Head teacher Tony bows out after 31 years at same primary school
Published on: 01 Aug 2016
PUPILS have bid a fond farewell to their head teacher who has retired after 31 years.
Downend born Tony Phillips started at Chester Park Junior School in Fishponds as a newly qualified teacher in 1985 after graduating with a teaching degree from the old Bristol Polytechnic.
He was promoted to deputy head and, in 2006, was appointed headteacher, a role in which he has remained in ever since.
Mr Phillips, 57, is affectionately known by pupils for his colourful ties which have become somewhat of a trademark.
"I started taking an interest in the ties I wore because children used to like it if I wore different kinds of ties," he said.
"It grew to the point that when children left the school they would give me a tie. My collection grew and we even began to use them as a resource for maths.
"When I had been at the school for 25 years I went to a celebration assembly and unbeknown to me each of the children were wearing one of my ties. I now have enough ties to wear a different one every day of the year! I've got a chest with eight drawers just for my ties!"
The school held numerous celebrations to mark Mr Phillips' retirement including a tea party with pupils and parents and a gathering of friends, governors and current and ex-colleagues.
He was also presented with an unusual 24-hour one-hand watch, pen and glass ornament, a copy of the striking inuksuk statue in Chester Park's playground.
During a special assembly on the Thursday before the end of term, children and staff surprised him by making and wearing cardboard ties in the primary colours of each year group.
Mr Phillips will look back at his time at the school with fond memories, particularly as he met his wife Hilary there.
He said: "Hilary was a teacher at the infant school next door and due to building work her class had to be put into the juniors so that's how we met and got to know each other. The rest is history!"
According to Mr Phillips, who has two step-children, Jenny, 39, and Sally, 37, and four grandchildren aged 10, eight, two and seven-months, his career hasn't all been plain sailing.
"The most challenging thing has been the issues around the new build and the difficulties of getting it sorted as well as trying to teach and run a school. The changes in expectations of inspections has also been quite challenging as well as the changing education climate.
"The thing that remains the most constant is that children are children and they stay the same no matter what happens. I will miss them because I think the children of Fishponds are really rather special, which is why I've stayed here for so long.
"I will also miss the fact that we have such a fantastic team. All the people I work with are really brilliant and I'm sure that will carry on after I'm gone."
Mr Phillips has spent the lead up to his retirement reminiscing about his career.
"The diversity of the population in the school has been the thing which has changed the most over the 31 years," he said.
"It's been a complete joy to have so many different children from so many different backgrounds. That's helped to really enrich the school because it's the diversity of cultures which allows us to have such an interesting and exciting place for children to learn."

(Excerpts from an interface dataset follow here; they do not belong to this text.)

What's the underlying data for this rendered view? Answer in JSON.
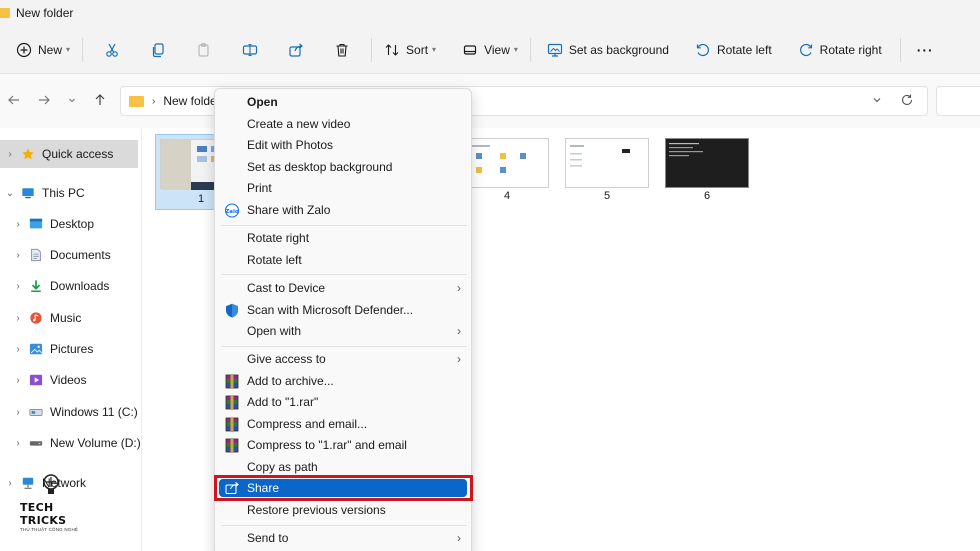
{
  "window": {
    "title": "New folder"
  },
  "toolbar": {
    "new_label": "New",
    "sort_label": "Sort",
    "view_label": "View",
    "set_bg_label": "Set as background",
    "rotate_left_label": "Rotate left",
    "rotate_right_label": "Rotate right",
    "more_label": "···"
  },
  "address": {
    "path": "New folde"
  },
  "sidebar": {
    "items": [
      {
        "label": "Quick access",
        "icon": "star-icon",
        "color": "#f3b200"
      },
      {
        "label": "This PC",
        "icon": "monitor-icon",
        "color": "#2b88d8"
      },
      {
        "label": "Desktop",
        "icon": "desktop-folder-icon",
        "color": "#3aa0e8"
      },
      {
        "label": "Documents",
        "icon": "documents-icon",
        "color": "#7a8aa0"
      },
      {
        "label": "Downloads",
        "icon": "downloads-icon",
        "color": "#1f9b4a"
      },
      {
        "label": "Music",
        "icon": "music-icon",
        "color": "#e0583c"
      },
      {
        "label": "Pictures",
        "icon": "pictures-icon",
        "color": "#3a8fd8"
      },
      {
        "label": "Videos",
        "icon": "videos-icon",
        "color": "#8b4fd0"
      },
      {
        "label": "Windows 11 (C:)",
        "icon": "drive-icon",
        "color": "#6a7a90"
      },
      {
        "label": "New Volume (D:)",
        "icon": "drive-icon",
        "color": "#555555"
      },
      {
        "label": "Network",
        "icon": "network-icon",
        "color": "#2b88d8"
      }
    ]
  },
  "files": [
    {
      "label": "1"
    },
    {
      "label": "4"
    },
    {
      "label": "5"
    },
    {
      "label": "6"
    }
  ],
  "context_menu": {
    "items": [
      {
        "label": "Open"
      },
      {
        "label": "Create a new video"
      },
      {
        "label": "Edit with Photos"
      },
      {
        "label": "Set as desktop background"
      },
      {
        "label": "Print"
      },
      {
        "label": "Share with Zalo",
        "icon": "zalo-icon"
      },
      {
        "label": "Rotate right"
      },
      {
        "label": "Rotate left"
      },
      {
        "label": "Cast to Device"
      },
      {
        "label": "Scan with Microsoft Defender...",
        "icon": "defender-shield-icon"
      },
      {
        "label": "Open with"
      },
      {
        "label": "Give access to"
      },
      {
        "label": "Add to archive...",
        "icon": "winrar-icon"
      },
      {
        "label": "Add to \"1.rar\"",
        "icon": "winrar-icon"
      },
      {
        "label": "Compress and email...",
        "icon": "winrar-icon"
      },
      {
        "label": "Compress to \"1.rar\" and email",
        "icon": "winrar-icon"
      },
      {
        "label": "Copy as path"
      },
      {
        "label": "Share",
        "icon": "share-icon"
      },
      {
        "label": "Restore previous versions"
      },
      {
        "label": "Send to"
      }
    ],
    "arrow": "›"
  },
  "watermark": {
    "title": "TECH TRICKS",
    "subtitle": "THỦ THUẬT CÔNG NGHỆ"
  },
  "colors": {
    "accent": "#0a67c9",
    "highlight_border": "#d0141f",
    "selection": "#cce4f7"
  }
}
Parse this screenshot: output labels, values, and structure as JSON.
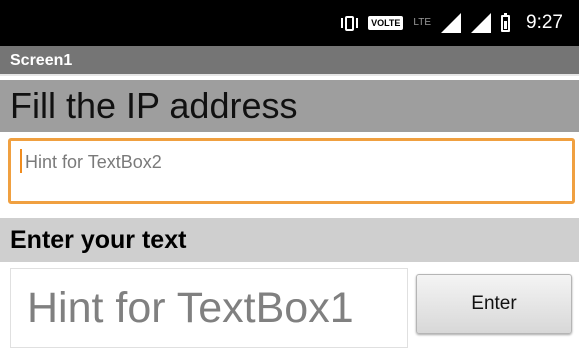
{
  "status_bar": {
    "time": "9:27",
    "volte_label": "VOLTE",
    "lte_label": "LTE",
    "icons": [
      "vibrate-icon",
      "volte-icon",
      "lte-icon",
      "signal-icon",
      "signal-icon",
      "battery-icon"
    ]
  },
  "title_bar": {
    "title": "Screen1"
  },
  "main": {
    "heading": "Fill the IP address",
    "ip_textbox": {
      "value": "",
      "placeholder": "Hint for TextBox2"
    },
    "text_label": "Enter your text",
    "text_input": {
      "value": "",
      "placeholder": "Hint for TextBox1"
    },
    "enter_button_label": "Enter"
  },
  "colors": {
    "status_bar_bg": "#000000",
    "title_bar_bg": "#757575",
    "heading_bg": "#9e9e9e",
    "label_bg": "#cfcfcf",
    "focus_border": "#f0a040"
  }
}
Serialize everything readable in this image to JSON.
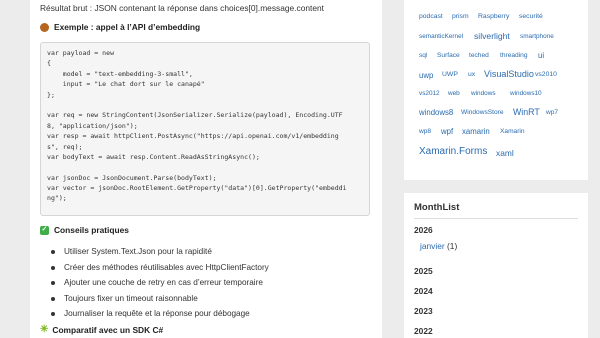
{
  "article": {
    "intro": "Résultat brut : JSON contenant la réponse dans choices[0].message.content",
    "example_heading": "Exemple : appel à l’API d’embedding",
    "code_lines": [
      "var payload = new",
      "{",
      "    model = \"text-embedding-3-small\",",
      "    input = \"Le chat dort sur le canapé\"",
      "};",
      "",
      "var req = new StringContent(JsonSerializer.Serialize(payload), Encoding.UTF",
      "8, \"application/json\");",
      "var resp = await httpClient.PostAsync(\"https://api.openai.com/v1/embedding",
      "s\", req);",
      "var bodyText = await resp.Content.ReadAsStringAsync();",
      "",
      "var jsonDoc = JsonDocument.Parse(bodyText);",
      "var vector = jsonDoc.RootElement.GetProperty(\"data\")[0].GetProperty(\"embeddi",
      "ng\");"
    ],
    "tips_heading": "Conseils pratiques",
    "tips": [
      "Utiliser System.Text.Json pour la rapidité",
      "Créer des méthodes réutilisables avec HttpClientFactory",
      "Ajouter une couche de retry en cas d’erreur temporaire",
      "Toujours fixer un timeout raisonnable",
      "Journaliser la requête et la réponse pour débogage"
    ],
    "compare_heading": "Comparatif avec un SDK C#"
  },
  "tag_cloud": {
    "tags": [
      "podcast",
      "prism",
      "Raspberry",
      "securité",
      "semanticKernel",
      "silverlight",
      "smartphone",
      "sql",
      "Surface",
      "teched",
      "threading",
      "ui",
      "uwp",
      "UWP",
      "ux",
      "VisualStudio",
      "vs2010",
      "vs2012",
      "web",
      "windows",
      "windows10",
      "windows8",
      "WindowsStore",
      "WinRT",
      "wp7",
      "wp8",
      "wpf",
      "xamarin",
      "Xamarin",
      "Xamarin.Forms",
      "xaml"
    ]
  },
  "month_list": {
    "title": "MonthList",
    "years": [
      "2026",
      "2025",
      "2024",
      "2023",
      "2022"
    ],
    "month_link": "janvier",
    "month_count": "(1)"
  },
  "colors": {
    "link": "#2a6bb0",
    "page_bg": "#ececec",
    "code_bg": "#f5f5f5"
  }
}
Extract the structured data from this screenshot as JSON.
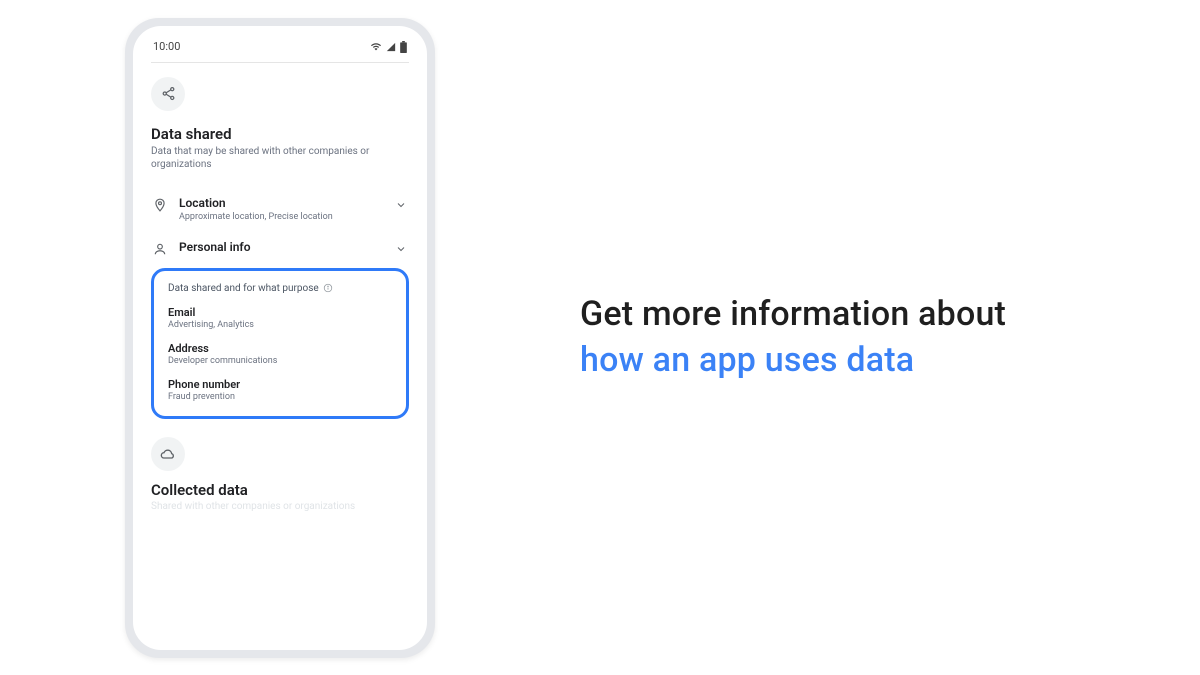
{
  "statusbar": {
    "time": "10:00"
  },
  "headline": {
    "line1": "Get more information about",
    "line2": "how an app uses data"
  },
  "data_shared": {
    "title": "Data shared",
    "subtitle": "Data that may be shared with other companies or organizations",
    "categories": [
      {
        "icon": "location-pin-icon",
        "title": "Location",
        "sub": "Approximate location, Precise location"
      },
      {
        "icon": "person-icon",
        "title": "Personal info",
        "sub": ""
      }
    ]
  },
  "highlight": {
    "header": "Data shared and for what purpose",
    "items": [
      {
        "title": "Email",
        "sub": "Advertising, Analytics"
      },
      {
        "title": "Address",
        "sub": "Developer communications"
      },
      {
        "title": "Phone number",
        "sub": "Fraud prevention"
      }
    ]
  },
  "collected": {
    "title": "Collected data",
    "subtitle": "Shared with other companies or organizations"
  }
}
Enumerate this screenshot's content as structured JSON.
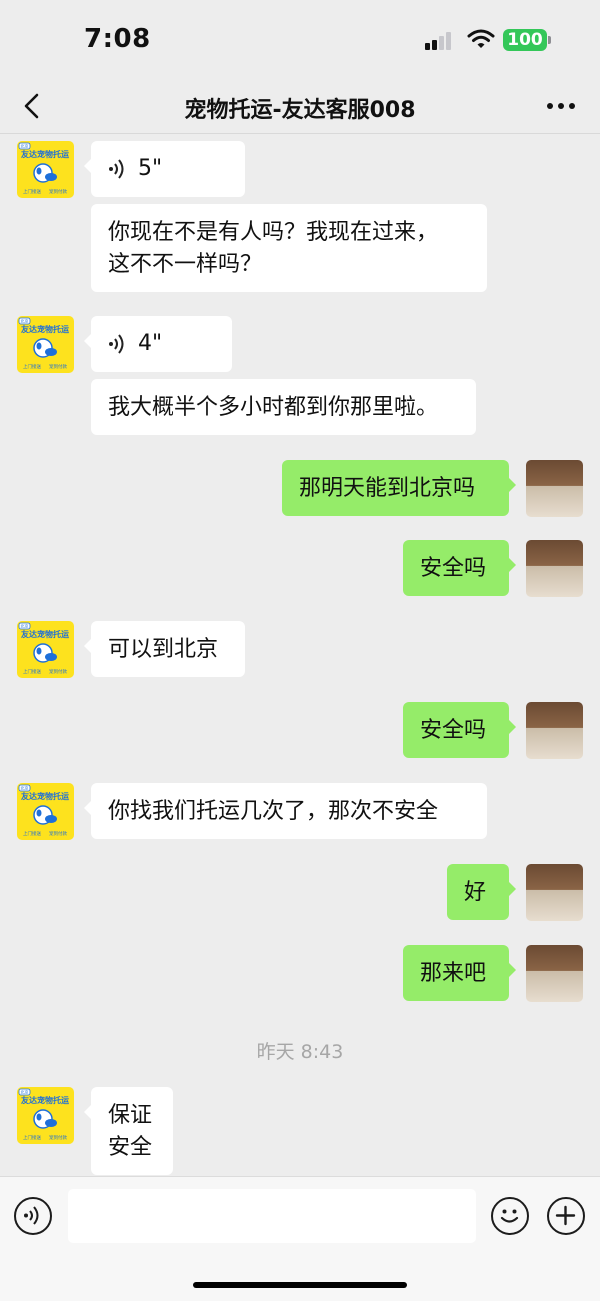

Mr Phillips has remained faithful to the area he was born and bred in.
"I now live about 100 yards from where I was born in Downend and about 50 yards from where I grew up - so I haven't moved very far in all those years!" he said.
Mr Phillips' spare time will now be taken up with art as his passion is painting, travelling and spending more time with grandchildren.
"Hilary and I will be looking after our grandchildren and taking them to their school in the mornings - the difference will be I won't be staying there all day!"